**Work item**
Work out how many lines in the listing below carry the word "Department". Give that number alone.

**Source records**
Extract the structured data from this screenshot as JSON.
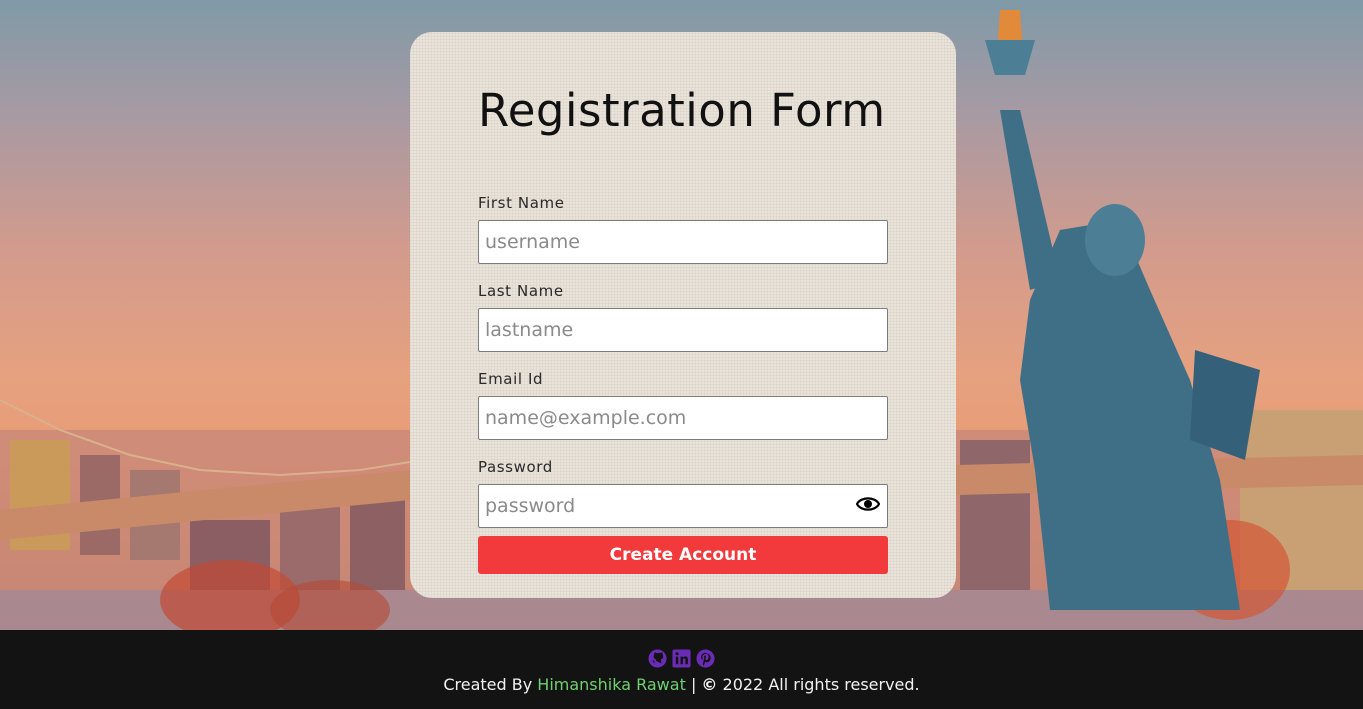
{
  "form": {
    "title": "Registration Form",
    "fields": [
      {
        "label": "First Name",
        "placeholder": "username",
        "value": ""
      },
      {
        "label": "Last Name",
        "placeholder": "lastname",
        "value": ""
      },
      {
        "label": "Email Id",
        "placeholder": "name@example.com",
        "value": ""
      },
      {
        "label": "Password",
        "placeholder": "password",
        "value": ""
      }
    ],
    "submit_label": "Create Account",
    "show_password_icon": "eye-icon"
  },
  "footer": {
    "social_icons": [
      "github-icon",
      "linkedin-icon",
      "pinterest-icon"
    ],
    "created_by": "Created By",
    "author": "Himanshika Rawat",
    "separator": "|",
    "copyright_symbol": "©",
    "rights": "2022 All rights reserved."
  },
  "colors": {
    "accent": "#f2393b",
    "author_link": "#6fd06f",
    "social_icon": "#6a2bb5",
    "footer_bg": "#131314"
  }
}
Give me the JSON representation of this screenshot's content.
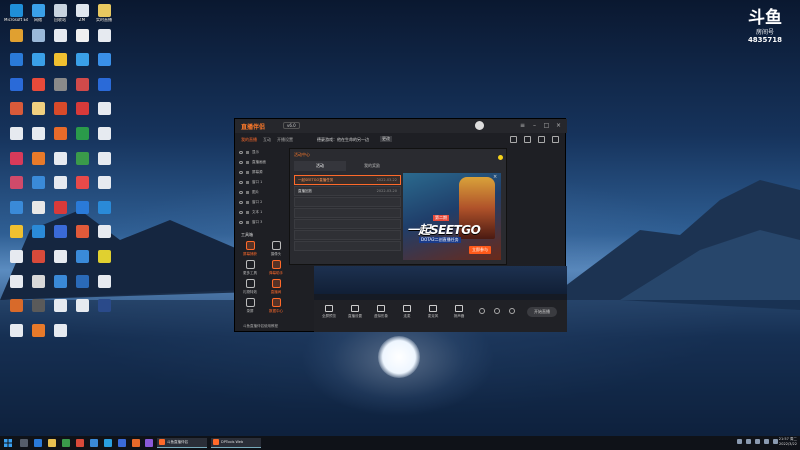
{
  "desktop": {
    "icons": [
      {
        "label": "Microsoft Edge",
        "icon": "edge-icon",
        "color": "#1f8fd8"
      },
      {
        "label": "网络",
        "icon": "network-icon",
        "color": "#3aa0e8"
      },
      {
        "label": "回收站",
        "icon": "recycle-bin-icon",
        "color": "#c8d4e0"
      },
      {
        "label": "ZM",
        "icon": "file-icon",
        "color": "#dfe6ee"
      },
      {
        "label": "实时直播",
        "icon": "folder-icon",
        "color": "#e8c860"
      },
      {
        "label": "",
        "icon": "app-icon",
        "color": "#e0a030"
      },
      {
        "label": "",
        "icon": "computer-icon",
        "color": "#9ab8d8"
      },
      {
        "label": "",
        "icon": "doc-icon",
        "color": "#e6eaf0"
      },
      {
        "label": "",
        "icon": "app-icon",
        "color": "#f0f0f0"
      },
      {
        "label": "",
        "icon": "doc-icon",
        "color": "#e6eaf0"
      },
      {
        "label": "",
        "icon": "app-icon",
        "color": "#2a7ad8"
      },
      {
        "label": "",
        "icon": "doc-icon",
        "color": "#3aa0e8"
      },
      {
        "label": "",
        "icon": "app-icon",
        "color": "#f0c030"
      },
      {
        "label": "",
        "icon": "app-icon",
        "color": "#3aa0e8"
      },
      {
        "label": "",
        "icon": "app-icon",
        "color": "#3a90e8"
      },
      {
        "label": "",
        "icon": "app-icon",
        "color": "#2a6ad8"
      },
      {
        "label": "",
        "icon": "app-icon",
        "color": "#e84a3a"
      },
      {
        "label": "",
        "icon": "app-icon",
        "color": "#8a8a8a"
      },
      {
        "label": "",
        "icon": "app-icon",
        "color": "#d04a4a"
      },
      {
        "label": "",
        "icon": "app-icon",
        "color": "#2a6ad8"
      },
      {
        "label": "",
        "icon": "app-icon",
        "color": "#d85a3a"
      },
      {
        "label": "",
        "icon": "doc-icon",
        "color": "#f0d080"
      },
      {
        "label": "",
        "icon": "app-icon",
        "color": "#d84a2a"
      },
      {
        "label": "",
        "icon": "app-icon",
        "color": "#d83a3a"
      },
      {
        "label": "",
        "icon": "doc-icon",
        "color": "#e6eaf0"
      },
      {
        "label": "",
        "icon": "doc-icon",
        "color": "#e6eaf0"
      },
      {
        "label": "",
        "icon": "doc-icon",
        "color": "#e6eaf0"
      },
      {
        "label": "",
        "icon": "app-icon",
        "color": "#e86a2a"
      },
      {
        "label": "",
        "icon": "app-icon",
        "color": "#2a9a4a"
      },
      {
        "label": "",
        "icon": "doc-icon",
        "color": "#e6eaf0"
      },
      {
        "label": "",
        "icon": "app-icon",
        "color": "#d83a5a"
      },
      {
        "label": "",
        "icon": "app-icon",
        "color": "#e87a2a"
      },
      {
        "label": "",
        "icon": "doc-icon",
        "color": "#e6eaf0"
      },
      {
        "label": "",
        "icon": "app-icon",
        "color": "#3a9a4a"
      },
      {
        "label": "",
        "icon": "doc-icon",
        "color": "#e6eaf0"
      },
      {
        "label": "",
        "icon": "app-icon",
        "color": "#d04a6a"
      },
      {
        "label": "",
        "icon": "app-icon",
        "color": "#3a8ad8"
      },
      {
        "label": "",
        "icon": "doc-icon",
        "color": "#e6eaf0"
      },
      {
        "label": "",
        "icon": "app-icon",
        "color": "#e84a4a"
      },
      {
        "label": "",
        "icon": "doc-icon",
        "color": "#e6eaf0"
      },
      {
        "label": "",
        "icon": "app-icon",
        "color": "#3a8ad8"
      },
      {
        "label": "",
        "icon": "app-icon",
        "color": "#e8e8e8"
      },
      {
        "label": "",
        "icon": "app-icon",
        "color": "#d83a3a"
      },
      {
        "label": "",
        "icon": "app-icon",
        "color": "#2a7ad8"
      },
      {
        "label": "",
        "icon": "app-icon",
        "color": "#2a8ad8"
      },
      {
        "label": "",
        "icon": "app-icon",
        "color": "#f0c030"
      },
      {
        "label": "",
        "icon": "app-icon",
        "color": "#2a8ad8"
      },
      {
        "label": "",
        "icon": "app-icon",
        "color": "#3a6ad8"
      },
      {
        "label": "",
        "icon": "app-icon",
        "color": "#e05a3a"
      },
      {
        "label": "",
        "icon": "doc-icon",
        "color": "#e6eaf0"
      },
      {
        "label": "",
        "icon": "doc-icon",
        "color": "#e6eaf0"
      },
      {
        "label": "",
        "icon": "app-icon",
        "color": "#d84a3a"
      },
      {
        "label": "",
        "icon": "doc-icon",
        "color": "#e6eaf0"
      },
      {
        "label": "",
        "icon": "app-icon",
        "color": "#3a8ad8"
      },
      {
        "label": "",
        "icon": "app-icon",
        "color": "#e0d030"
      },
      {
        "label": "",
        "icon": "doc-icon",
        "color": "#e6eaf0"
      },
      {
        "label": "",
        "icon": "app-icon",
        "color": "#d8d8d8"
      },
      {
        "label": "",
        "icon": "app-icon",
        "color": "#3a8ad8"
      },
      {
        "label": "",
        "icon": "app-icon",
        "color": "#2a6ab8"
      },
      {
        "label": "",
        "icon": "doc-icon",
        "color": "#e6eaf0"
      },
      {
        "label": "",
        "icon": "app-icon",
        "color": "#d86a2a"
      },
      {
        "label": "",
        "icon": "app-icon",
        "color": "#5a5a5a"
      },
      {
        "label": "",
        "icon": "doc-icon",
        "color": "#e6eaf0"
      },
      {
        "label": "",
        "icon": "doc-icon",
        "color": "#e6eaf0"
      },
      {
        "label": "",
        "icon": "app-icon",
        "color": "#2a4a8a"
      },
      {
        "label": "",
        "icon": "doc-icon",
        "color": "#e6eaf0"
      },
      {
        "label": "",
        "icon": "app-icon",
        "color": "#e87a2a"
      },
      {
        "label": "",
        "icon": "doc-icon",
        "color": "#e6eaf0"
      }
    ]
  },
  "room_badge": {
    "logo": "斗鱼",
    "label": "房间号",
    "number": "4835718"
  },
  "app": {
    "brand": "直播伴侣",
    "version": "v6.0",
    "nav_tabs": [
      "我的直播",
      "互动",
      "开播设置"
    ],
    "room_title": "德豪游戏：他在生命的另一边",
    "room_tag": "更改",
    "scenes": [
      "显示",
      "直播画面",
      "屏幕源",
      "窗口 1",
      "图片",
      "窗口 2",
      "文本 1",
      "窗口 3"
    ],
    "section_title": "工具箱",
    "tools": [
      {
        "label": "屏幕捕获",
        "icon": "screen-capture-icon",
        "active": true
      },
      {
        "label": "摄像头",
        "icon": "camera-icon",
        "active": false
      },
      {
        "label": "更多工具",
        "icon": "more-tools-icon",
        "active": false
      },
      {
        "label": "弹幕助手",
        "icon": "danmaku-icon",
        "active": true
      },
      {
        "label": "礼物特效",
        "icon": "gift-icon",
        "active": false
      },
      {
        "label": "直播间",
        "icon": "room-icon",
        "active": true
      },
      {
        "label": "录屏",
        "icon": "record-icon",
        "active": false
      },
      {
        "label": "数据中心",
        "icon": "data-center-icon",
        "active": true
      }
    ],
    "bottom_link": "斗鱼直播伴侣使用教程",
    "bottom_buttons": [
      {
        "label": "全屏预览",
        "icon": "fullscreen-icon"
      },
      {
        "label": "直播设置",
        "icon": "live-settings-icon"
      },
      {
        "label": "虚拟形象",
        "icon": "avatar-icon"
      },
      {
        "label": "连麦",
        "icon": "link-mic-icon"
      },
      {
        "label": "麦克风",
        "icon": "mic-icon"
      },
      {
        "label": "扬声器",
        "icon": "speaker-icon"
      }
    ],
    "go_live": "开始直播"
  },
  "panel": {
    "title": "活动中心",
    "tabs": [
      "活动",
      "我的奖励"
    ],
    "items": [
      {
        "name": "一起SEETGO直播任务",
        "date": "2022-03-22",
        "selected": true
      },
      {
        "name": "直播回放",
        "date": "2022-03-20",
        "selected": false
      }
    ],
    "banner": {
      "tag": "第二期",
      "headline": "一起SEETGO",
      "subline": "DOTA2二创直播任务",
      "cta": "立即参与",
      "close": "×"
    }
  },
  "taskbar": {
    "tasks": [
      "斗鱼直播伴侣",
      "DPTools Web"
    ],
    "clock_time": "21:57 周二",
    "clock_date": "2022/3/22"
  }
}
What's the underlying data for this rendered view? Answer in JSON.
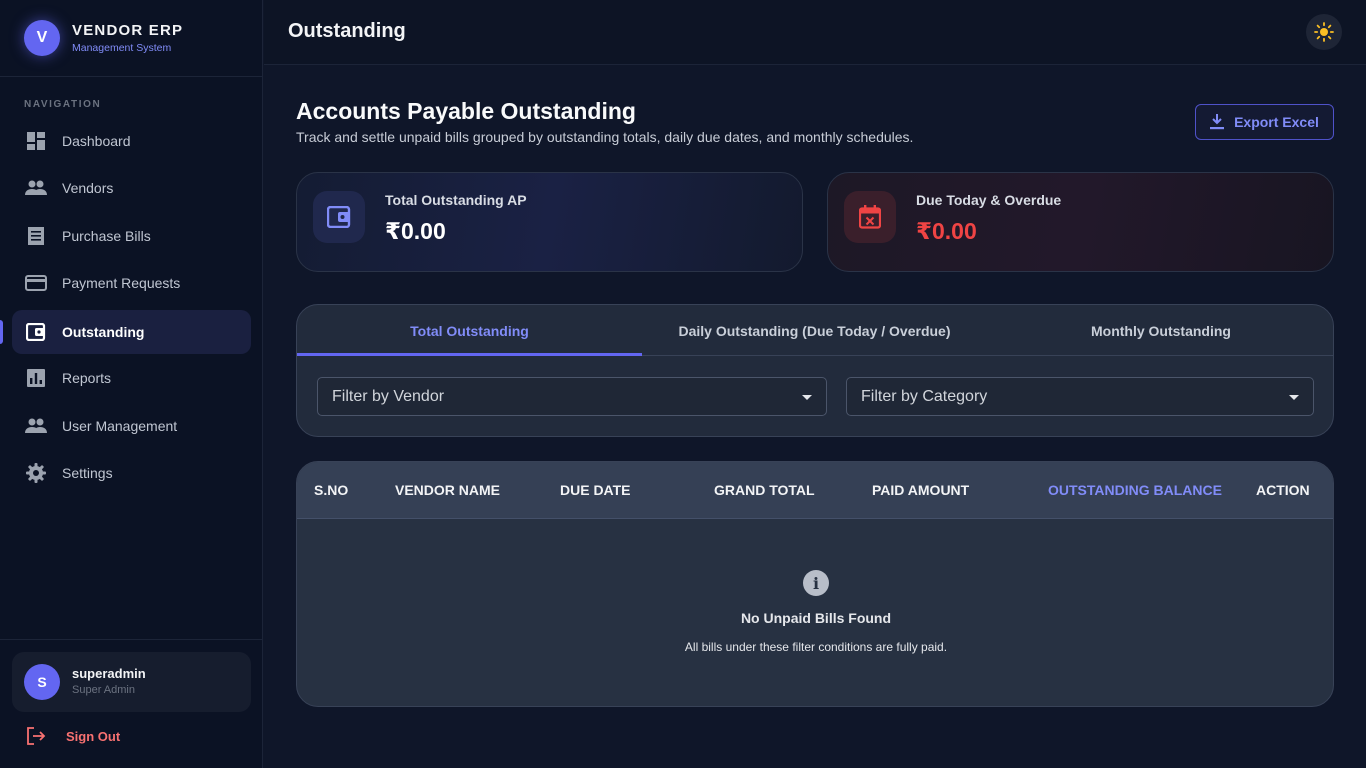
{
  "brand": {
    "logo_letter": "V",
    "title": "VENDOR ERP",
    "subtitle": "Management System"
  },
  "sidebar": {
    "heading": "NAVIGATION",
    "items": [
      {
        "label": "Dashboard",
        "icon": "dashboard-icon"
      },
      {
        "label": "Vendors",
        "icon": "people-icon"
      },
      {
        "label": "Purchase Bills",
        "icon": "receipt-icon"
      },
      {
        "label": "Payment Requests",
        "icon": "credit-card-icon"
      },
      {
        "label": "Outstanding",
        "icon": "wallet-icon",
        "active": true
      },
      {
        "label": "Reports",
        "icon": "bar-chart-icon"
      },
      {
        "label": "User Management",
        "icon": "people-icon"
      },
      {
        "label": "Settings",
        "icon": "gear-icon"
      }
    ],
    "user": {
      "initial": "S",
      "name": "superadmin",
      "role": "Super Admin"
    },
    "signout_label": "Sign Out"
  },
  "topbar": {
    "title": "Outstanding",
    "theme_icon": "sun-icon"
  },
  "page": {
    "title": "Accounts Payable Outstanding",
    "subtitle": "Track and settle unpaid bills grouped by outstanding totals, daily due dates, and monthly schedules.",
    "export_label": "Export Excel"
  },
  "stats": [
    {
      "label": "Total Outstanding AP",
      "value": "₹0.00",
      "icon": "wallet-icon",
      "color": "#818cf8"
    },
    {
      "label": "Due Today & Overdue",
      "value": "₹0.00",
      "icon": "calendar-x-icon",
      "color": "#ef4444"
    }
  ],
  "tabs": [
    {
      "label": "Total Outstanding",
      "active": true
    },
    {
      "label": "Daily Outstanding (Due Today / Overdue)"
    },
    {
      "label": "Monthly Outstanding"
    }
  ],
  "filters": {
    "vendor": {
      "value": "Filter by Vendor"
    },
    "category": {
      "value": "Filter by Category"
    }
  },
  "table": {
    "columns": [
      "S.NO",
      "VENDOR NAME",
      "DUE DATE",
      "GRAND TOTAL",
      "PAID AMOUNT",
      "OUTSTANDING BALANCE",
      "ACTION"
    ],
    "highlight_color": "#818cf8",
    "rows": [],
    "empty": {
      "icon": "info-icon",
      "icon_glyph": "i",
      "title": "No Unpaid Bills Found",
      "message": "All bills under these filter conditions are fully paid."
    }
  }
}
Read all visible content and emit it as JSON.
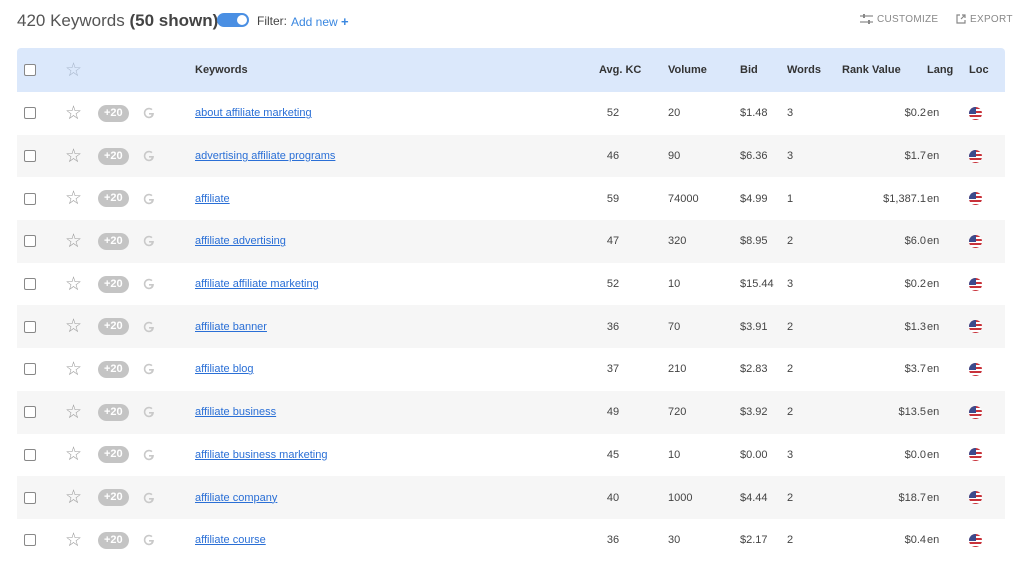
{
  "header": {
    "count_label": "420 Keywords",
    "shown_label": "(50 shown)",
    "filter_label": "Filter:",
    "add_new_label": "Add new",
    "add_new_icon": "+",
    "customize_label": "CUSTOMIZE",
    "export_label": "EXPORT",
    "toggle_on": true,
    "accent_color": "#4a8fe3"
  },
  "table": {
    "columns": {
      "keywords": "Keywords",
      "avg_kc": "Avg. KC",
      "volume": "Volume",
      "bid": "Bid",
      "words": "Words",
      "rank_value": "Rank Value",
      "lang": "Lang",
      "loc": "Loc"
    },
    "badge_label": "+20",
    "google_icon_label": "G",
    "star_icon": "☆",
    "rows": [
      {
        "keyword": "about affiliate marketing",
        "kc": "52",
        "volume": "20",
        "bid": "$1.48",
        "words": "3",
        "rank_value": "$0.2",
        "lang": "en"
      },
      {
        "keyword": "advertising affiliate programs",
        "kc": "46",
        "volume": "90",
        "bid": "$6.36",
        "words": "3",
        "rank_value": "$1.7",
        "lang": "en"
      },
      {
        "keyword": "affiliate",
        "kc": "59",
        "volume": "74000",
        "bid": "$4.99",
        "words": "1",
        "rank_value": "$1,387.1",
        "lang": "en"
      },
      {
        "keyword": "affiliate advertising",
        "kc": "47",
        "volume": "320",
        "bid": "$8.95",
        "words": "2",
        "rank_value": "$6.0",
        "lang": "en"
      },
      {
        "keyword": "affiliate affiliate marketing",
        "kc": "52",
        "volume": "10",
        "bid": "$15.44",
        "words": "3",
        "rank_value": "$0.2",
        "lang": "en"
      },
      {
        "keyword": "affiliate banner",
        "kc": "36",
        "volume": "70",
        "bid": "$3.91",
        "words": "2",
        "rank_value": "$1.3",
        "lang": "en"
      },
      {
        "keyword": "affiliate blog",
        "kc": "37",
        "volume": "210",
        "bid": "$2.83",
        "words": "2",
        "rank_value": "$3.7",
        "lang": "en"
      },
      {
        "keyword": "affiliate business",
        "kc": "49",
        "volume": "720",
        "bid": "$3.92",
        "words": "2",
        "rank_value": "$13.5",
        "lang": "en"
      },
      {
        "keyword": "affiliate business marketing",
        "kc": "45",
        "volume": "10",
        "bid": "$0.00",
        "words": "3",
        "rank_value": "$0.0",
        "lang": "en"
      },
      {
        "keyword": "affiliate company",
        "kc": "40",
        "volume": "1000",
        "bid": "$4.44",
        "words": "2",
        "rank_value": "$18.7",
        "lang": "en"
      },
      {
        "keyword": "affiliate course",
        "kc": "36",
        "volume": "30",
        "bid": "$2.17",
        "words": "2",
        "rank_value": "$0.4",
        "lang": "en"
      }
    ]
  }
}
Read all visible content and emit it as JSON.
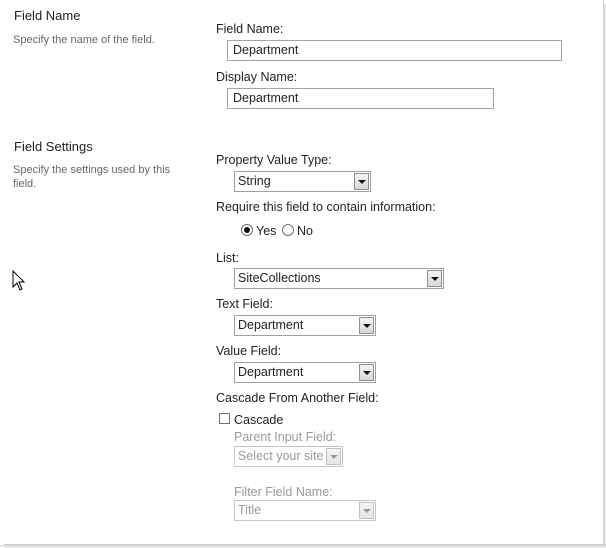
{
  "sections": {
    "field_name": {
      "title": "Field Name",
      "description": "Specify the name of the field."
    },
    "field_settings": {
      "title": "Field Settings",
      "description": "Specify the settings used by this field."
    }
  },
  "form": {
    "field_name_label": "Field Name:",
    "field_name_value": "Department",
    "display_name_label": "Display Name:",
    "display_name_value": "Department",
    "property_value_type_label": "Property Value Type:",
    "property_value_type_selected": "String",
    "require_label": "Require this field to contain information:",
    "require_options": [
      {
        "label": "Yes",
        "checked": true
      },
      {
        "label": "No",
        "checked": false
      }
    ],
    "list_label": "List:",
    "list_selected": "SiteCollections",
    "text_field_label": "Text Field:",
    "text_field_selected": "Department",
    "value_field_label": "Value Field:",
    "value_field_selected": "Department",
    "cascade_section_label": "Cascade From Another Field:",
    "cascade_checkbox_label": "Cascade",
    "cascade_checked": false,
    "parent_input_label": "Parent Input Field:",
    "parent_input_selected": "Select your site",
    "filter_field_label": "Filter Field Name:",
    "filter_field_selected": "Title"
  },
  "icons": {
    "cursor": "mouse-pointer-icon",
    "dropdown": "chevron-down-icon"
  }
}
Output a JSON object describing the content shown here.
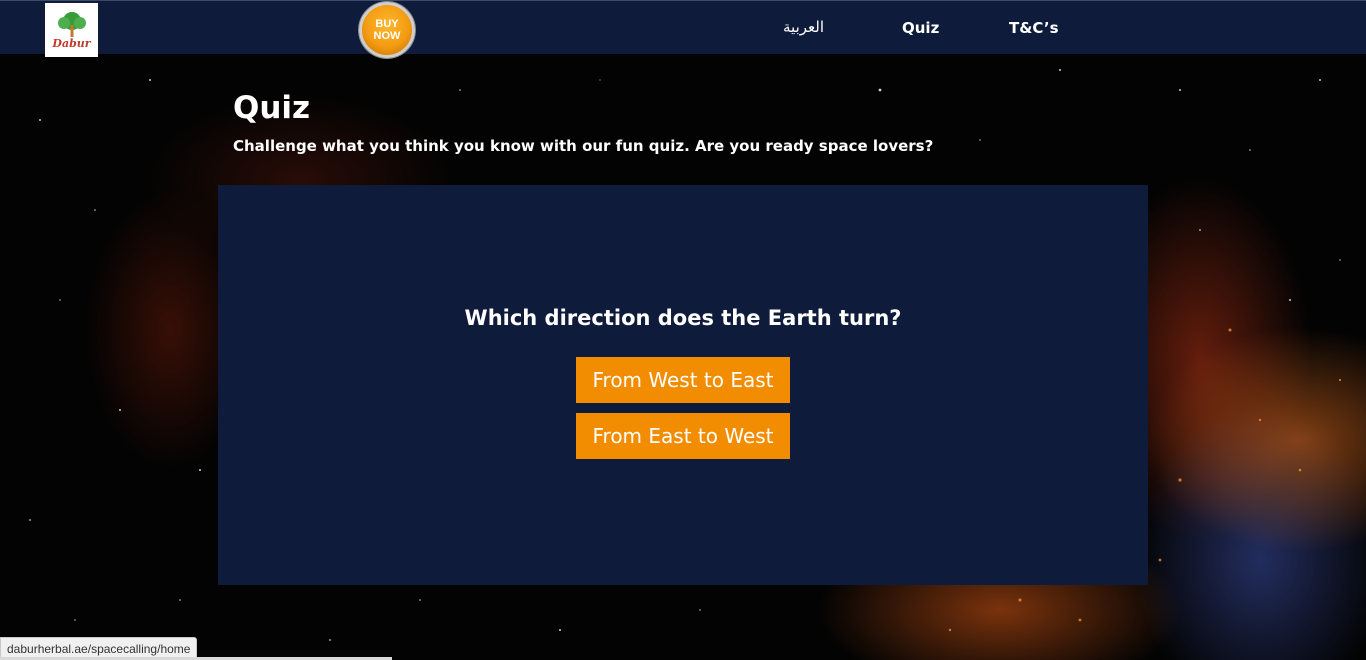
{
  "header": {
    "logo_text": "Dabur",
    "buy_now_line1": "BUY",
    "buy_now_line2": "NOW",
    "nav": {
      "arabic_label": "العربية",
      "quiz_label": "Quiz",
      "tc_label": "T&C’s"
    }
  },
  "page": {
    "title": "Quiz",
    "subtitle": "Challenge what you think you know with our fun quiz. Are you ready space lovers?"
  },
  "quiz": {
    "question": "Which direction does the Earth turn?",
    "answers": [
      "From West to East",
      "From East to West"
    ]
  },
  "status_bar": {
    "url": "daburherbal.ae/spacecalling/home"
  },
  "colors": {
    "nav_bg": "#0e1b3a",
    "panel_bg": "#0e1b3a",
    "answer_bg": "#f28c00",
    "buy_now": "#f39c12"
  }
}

**Your solution**
4